Phoebe said...

It strikes me as being less about do-gooder than about wanting to find the officially, objectively smartest/most impressive people. Not in a moral sense as in deserving, but in terms of ability.

And I do think there's a genuine fear, esp. in this age of helicopter parenting, that certain upper-middle-class kids *would* find college daunting. It's one thing if kids internalize whichever values. It's another entirely if they're in the parental panopticon until they're not. If you were only ever doing your homework in high school because your parents were breathing down your neck, college coursework may well be tough to complete.

Miss Self-Important said...

That would be something the experiment would test, b/c you'd have the results, at least in terms of actual college performance (summa and magna honors, PBK inductions etc.), to compare against "potential" demonstrated by application. That seems like something colleges would want to know even outside of the selectivity question - how are the rescues faring relative to the hand-held, or the dull but solid (whom I still don't think are the same as the hand-held)?

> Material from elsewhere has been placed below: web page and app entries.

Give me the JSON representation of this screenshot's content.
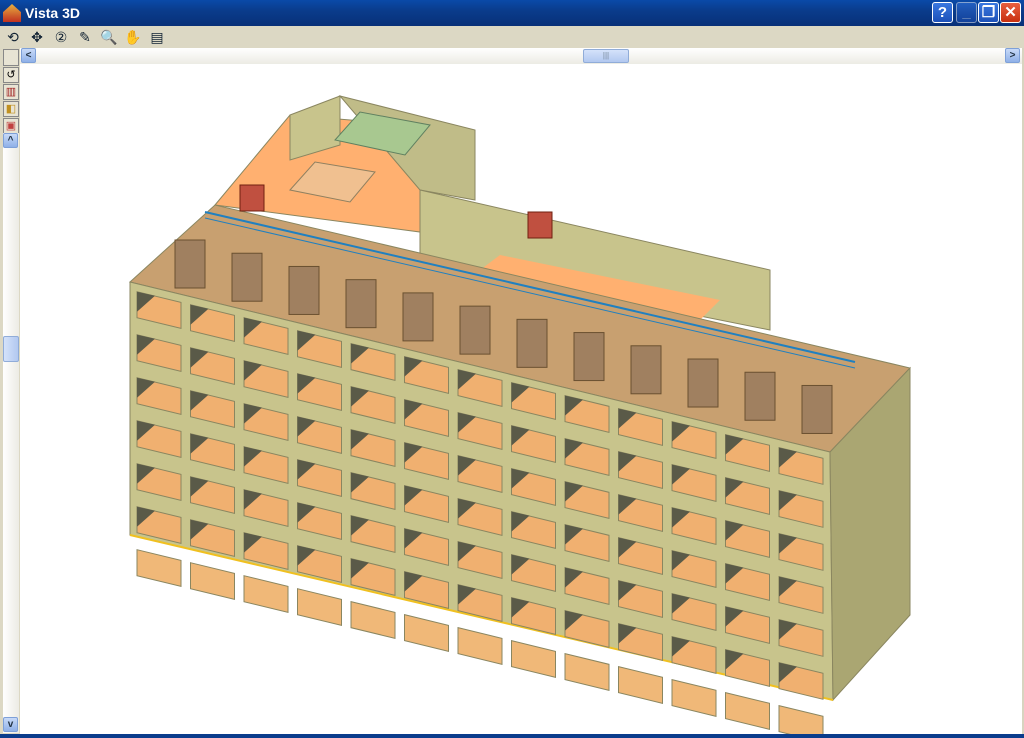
{
  "window": {
    "title": "Vista 3D",
    "buttons": {
      "help": "?",
      "minimize": "_",
      "restore": "❐",
      "close": "✕"
    }
  },
  "toolbar": {
    "tools": [
      {
        "icon": "rotate-icon",
        "glyph": "⟲"
      },
      {
        "icon": "zoom-extents-icon",
        "glyph": "✥"
      },
      {
        "icon": "zoom-x2-icon",
        "glyph": "②"
      },
      {
        "icon": "pencil-icon",
        "glyph": "✎"
      },
      {
        "icon": "zoom-window-icon",
        "glyph": "🔍"
      },
      {
        "icon": "pan-hand-icon",
        "glyph": "✋"
      },
      {
        "icon": "copy-view-icon",
        "glyph": "▤"
      }
    ]
  },
  "left_tools": [
    {
      "icon": "blank-tool-icon",
      "glyph": ""
    },
    {
      "icon": "undo-arrow-icon",
      "glyph": "↺"
    },
    {
      "icon": "books-icon",
      "glyph": "▥"
    },
    {
      "icon": "cube-icon",
      "glyph": "◧"
    },
    {
      "icon": "section-box-icon",
      "glyph": "▣"
    }
  ],
  "scroll": {
    "left": "<",
    "right": ">",
    "up": "^",
    "down": "v",
    "thumb": "|||"
  },
  "colors": {
    "facade": "#c8c48c",
    "side": "#a8a470",
    "window": "#f0b070",
    "roof_floor": "#ffb070",
    "partition": "#a08060",
    "title": "#0a3c8c"
  }
}
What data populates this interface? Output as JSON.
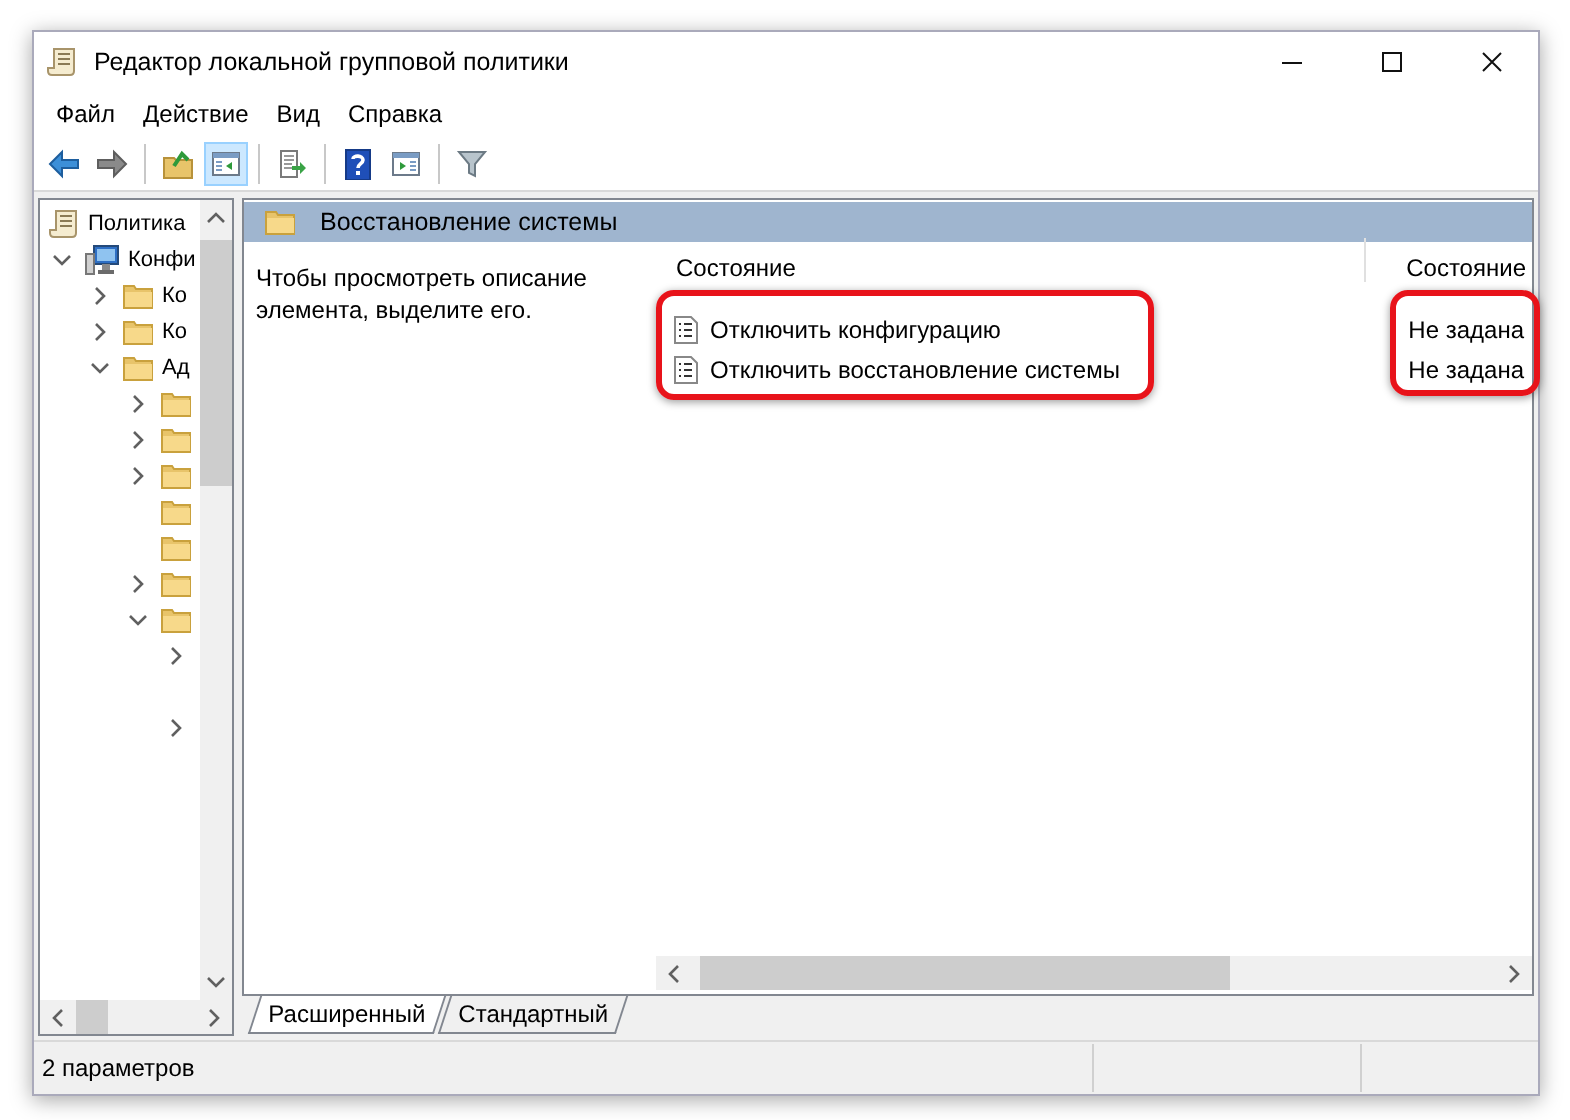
{
  "window": {
    "title": "Редактор локальной групповой политики"
  },
  "menu": [
    "Файл",
    "Действие",
    "Вид",
    "Справка"
  ],
  "toolbar": [
    {
      "kind": "back",
      "pressed": false
    },
    {
      "kind": "forward",
      "pressed": false
    },
    {
      "kind": "separator"
    },
    {
      "kind": "up",
      "pressed": false
    },
    {
      "kind": "tree",
      "pressed": true
    },
    {
      "kind": "separator"
    },
    {
      "kind": "export",
      "pressed": false
    },
    {
      "kind": "separator"
    },
    {
      "kind": "help",
      "pressed": false
    },
    {
      "kind": "pane",
      "pressed": false
    },
    {
      "kind": "separator"
    },
    {
      "kind": "filter",
      "pressed": false
    }
  ],
  "tree": [
    {
      "label": "Политика",
      "kind": "document",
      "children": [
        {
          "label": "Конфи",
          "kind": "computer",
          "expanded": true,
          "children": [
            {
              "label": "Ко",
              "kind": "folder",
              "expanded": false
            },
            {
              "label": "Ко",
              "kind": "folder",
              "expanded": false
            },
            {
              "label": "Ад",
              "kind": "folder",
              "expanded": true,
              "children": [
                {
                  "kind": "folder",
                  "expanded": false
                },
                {
                  "kind": "folder",
                  "expanded": false
                },
                {
                  "kind": "folder",
                  "expanded": false
                },
                {
                  "kind": "folder"
                },
                {
                  "kind": "folder"
                },
                {
                  "kind": "folder",
                  "expanded": false
                },
                {
                  "kind": "folder",
                  "expanded": true,
                  "children": [
                    {
                      "expanded": false
                    },
                    {
                      "expanded": false
                    }
                  ]
                }
              ]
            }
          ]
        }
      ]
    }
  ],
  "details": {
    "title": "Восстановление системы",
    "description": "Чтобы просмотреть описание элемента, выделите его.",
    "columns": [
      "Состояние",
      "Состояние"
    ],
    "rows": [
      {
        "name": "Отключить конфигурацию",
        "state": "Не задана"
      },
      {
        "name": "Отключить восстановление системы",
        "state": "Не задана"
      }
    ]
  },
  "tabs": [
    {
      "label": "Расширенный",
      "selected": true
    },
    {
      "label": "Стандартный",
      "selected": false
    }
  ],
  "status_bar": "2 параметров"
}
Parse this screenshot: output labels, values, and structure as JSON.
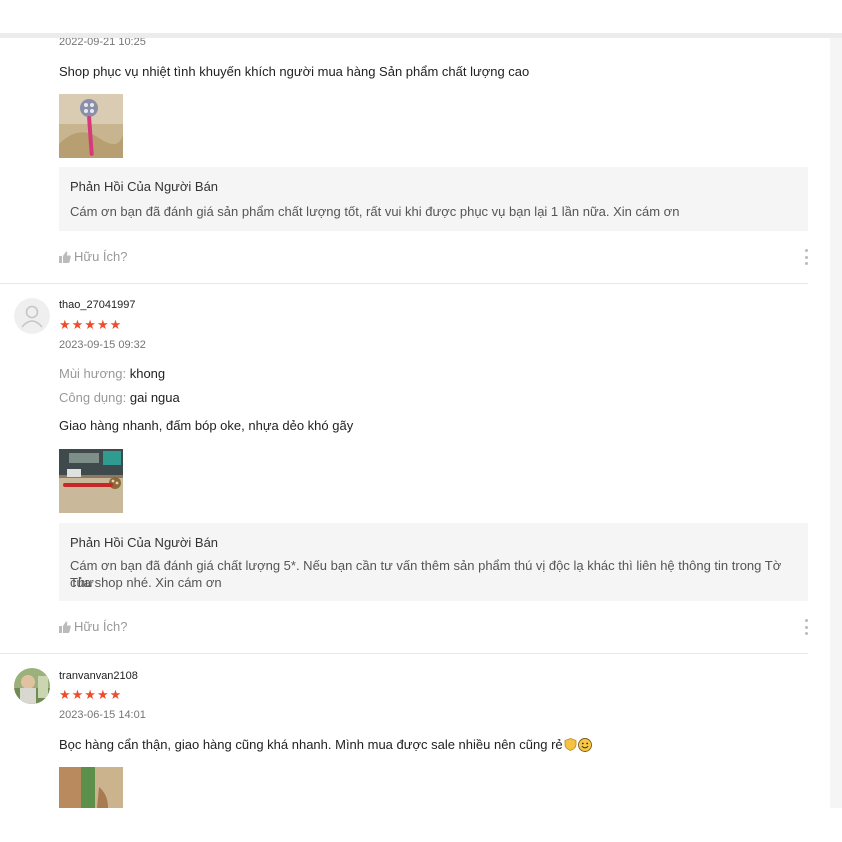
{
  "colors": {
    "star": "#ee4d2d",
    "muted": "#999999",
    "reply_bg": "#f5f5f5"
  },
  "reviews": [
    {
      "date": "2022-09-21 10:25",
      "comment": "Shop phục vụ nhiệt tình khuyến khích người mua hàng Sản phẩm chất lượng cao",
      "seller_reply": {
        "title": "Phản Hồi Của Người Bán",
        "text": "Cám ơn bạn đã đánh giá sản phẩm chất lượng tốt, rất vui khi được phục vụ bạn lại 1 lần nữa. Xin cám ơn"
      },
      "helpful_label": "Hữu Ích?",
      "helpful_icon": "thumbs-up-icon"
    },
    {
      "username": "thao_27041997",
      "avatar_icon": "default-user-icon",
      "rating": 5,
      "stars": "★★★★★",
      "date": "2023-09-15 09:32",
      "attributes": [
        {
          "label": "Mùi hương:",
          "value": "khong"
        },
        {
          "label": "Công dụng:",
          "value": "gai ngua"
        }
      ],
      "comment": "Giao hàng nhanh, đấm bóp oke, nhựa dẻo khó gãy",
      "seller_reply": {
        "title": "Phản Hồi Của Người Bán",
        "text_line1": "Cám ơn bạn đã đánh giá chất lượng 5*. Nếu bạn cần tư vấn thêm sản phẩm thú vị độc lạ khác thì liên hệ thông tin trong Tờ Thư",
        "text_line2": "của shop nhé. Xin cám ơn"
      },
      "helpful_label": "Hữu Ích?",
      "helpful_icon": "thumbs-up-icon"
    },
    {
      "username": "tranvanvan2108",
      "rating": 5,
      "stars": "★★★★★",
      "date": "2023-06-15 14:01",
      "comment": "Bọc hàng cẩn thận, giao hàng cũng khá nhanh. Mình mua được sale nhiều nên cũng rẻ",
      "emoji": [
        "shield-emoji",
        "smile-emoji"
      ]
    }
  ]
}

I'm not sure I've ever really come across someone - either at Chicago, or among my students - who couldn't handle college due to overbearing parents. Or maybe I just don't know what that would look like as distinct from other sorts of failure to launch? Drug addiction? I think I knew a suburbanite to whom that happened, but it did not seem at all likely that he had pushy parents. Some people at Chicago became unhinged b/c they set out in search of pure Platonic being or something like that, but I don't know what prior cause to attribute that to. It seems plausible that parental helicoptering could be damaging, but what would its damage look like?

Phoebe said...

First off, agreed that solid-but-dull and helicoptered are two different if overlapping sets of people.

As for what happens to helicoptered kids in college, this is new territory. I grew up in exactly the milieu where one would expect helicoptering, but it hadn't started yet back then. There were one or two families with this approach, and I didn't really keep track of what happened to these kids once they got to college, esp. since I'm thinking mainly of people I knew before high school. Meanwhile there are students I had whom I suspect had this sort of parenting, but how could I know?

Miss Self-Important said...

According to David Brooks, helicoptering already existed in the '90s, so it must've swirled around us. My school district was not so demographically conducive to this, so I didn't see much of it. I knew one girl with an ambitious mother who enrolled her in all the gifted programs and things, but the girl was so plainly intellectually average that none of these efforts could compensate for her decidedly meh grades and test scores, and she went to a decent state school where, as far as I know, her streak of mediocrity continued, though I didn't hear about any kind of dramatic collapse due to the absence of Helicopter Mom. N=1.

Phoebe said...

I'm going to have to partially disagree with David Brooks, then. I went to the public and private schools most likely to have this sort of thing, and hung out with a lot of different people, so I can't imagine I missed it. My sense is, helicoptering did exist in the 1990s, but as a really marginal phenomenon. I remember individual cases of overscheduling/excessive handholding, but I remember them precisely because they were so unusual.

My theory - and no doubt that of many others as well - is that what changed was the arrival of the smartphone. Before, parents on some level understood that they couldn't always know what their kids were up to. Whereas now, kids are always reachable (or can be punished if they don't pick up/text back), and everything they drink or smoke, every class they cut, is bound to end recorded on social media.

Back in my day (she says, from the ancient vantage point of 30), when there weren't these phones, the only parents who helicoptered used tremendous and really unusual levels of manipulation. Most parents - most people! - don't have that in them.